(App and web page records)
Start of Block

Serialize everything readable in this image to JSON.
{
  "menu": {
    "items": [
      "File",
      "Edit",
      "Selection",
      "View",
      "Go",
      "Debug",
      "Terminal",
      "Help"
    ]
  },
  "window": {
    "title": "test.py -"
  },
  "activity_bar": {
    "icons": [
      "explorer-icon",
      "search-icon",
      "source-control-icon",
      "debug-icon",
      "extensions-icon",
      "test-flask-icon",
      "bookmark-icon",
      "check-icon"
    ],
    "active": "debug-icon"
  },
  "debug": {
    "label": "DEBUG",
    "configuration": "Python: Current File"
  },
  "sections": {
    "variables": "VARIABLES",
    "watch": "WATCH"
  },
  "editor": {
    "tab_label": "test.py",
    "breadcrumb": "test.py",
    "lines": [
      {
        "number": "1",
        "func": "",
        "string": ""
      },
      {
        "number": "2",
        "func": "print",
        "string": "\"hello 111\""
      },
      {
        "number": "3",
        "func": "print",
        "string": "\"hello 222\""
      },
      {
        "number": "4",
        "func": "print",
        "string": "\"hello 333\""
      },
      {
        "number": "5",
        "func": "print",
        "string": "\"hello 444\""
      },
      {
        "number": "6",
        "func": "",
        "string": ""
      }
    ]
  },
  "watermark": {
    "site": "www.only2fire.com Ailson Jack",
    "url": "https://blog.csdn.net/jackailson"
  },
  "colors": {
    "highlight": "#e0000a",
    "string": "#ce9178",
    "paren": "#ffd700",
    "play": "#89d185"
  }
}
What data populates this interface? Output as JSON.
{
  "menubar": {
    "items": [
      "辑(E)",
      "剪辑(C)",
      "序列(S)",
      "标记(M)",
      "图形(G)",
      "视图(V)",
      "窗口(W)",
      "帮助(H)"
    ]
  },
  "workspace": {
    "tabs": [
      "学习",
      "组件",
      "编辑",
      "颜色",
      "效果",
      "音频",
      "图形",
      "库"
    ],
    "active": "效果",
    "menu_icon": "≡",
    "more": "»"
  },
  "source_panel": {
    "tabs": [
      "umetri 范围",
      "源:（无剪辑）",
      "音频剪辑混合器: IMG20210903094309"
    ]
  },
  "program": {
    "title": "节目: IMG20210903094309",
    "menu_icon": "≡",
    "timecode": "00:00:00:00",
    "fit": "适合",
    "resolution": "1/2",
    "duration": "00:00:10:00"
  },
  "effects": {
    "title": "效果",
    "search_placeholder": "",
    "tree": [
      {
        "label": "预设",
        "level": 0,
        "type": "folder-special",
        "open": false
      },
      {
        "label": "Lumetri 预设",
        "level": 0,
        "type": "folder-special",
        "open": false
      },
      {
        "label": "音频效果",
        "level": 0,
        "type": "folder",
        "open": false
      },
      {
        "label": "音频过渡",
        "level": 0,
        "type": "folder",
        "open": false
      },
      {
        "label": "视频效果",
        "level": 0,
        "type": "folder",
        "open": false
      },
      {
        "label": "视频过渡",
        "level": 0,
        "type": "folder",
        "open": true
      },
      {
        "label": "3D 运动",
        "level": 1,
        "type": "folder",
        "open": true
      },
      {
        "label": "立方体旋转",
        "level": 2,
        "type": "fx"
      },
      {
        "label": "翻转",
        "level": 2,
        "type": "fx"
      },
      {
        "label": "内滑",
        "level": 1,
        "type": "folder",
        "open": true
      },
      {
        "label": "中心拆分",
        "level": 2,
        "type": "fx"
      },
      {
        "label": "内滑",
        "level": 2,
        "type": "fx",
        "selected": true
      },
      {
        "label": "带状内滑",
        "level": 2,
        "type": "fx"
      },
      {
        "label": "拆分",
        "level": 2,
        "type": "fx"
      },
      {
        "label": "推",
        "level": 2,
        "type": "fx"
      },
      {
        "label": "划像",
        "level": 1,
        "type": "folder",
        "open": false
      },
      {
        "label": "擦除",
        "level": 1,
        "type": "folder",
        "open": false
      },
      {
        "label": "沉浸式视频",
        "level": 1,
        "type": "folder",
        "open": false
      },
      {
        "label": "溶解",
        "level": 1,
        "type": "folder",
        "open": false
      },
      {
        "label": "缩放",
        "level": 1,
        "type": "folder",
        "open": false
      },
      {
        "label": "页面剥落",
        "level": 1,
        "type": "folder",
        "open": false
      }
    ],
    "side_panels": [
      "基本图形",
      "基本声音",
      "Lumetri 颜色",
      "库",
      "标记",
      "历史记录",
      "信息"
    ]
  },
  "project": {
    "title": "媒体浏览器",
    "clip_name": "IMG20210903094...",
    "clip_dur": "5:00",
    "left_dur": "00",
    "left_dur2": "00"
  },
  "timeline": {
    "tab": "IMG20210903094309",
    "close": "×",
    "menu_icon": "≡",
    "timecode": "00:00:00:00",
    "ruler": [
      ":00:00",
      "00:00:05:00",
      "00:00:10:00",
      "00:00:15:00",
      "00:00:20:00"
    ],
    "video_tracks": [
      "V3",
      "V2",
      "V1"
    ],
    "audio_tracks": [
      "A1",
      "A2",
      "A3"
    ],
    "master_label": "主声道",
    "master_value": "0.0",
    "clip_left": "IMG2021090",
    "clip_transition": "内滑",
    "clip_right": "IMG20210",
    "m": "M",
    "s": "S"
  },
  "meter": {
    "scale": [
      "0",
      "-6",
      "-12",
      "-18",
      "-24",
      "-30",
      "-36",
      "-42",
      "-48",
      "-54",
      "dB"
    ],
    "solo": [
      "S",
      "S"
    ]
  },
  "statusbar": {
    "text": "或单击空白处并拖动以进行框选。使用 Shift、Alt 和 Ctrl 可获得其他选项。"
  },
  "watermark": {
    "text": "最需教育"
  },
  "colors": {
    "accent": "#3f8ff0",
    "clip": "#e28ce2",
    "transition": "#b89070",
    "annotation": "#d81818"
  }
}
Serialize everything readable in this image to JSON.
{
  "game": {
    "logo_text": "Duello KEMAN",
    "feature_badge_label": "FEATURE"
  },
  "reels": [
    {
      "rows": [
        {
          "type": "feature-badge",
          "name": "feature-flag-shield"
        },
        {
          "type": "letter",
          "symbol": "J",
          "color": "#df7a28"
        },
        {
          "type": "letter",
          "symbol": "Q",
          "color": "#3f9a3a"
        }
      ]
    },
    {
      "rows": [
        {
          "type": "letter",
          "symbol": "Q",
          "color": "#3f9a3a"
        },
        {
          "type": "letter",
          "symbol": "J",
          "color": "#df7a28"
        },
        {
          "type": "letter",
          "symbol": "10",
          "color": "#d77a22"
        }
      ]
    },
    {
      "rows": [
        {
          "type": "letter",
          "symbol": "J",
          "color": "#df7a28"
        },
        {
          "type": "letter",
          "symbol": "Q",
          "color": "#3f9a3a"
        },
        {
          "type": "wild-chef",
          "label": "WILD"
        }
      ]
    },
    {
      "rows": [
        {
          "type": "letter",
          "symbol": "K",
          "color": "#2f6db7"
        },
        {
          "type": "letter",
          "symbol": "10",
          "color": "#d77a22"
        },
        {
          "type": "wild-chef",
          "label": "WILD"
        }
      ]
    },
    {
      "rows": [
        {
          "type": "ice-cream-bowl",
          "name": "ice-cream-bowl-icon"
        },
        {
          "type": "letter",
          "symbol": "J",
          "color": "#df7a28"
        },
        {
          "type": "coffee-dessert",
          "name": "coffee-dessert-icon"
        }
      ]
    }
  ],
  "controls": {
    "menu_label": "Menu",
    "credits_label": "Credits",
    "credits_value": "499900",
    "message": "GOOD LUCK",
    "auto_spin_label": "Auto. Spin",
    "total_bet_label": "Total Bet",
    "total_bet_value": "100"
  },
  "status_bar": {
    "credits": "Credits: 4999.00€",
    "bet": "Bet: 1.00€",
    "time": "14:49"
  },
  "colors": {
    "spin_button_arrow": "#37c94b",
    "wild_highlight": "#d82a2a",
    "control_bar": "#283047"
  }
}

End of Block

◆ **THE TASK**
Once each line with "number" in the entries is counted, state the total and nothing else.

◆ **SOLUTION FOR THIS TASK**
6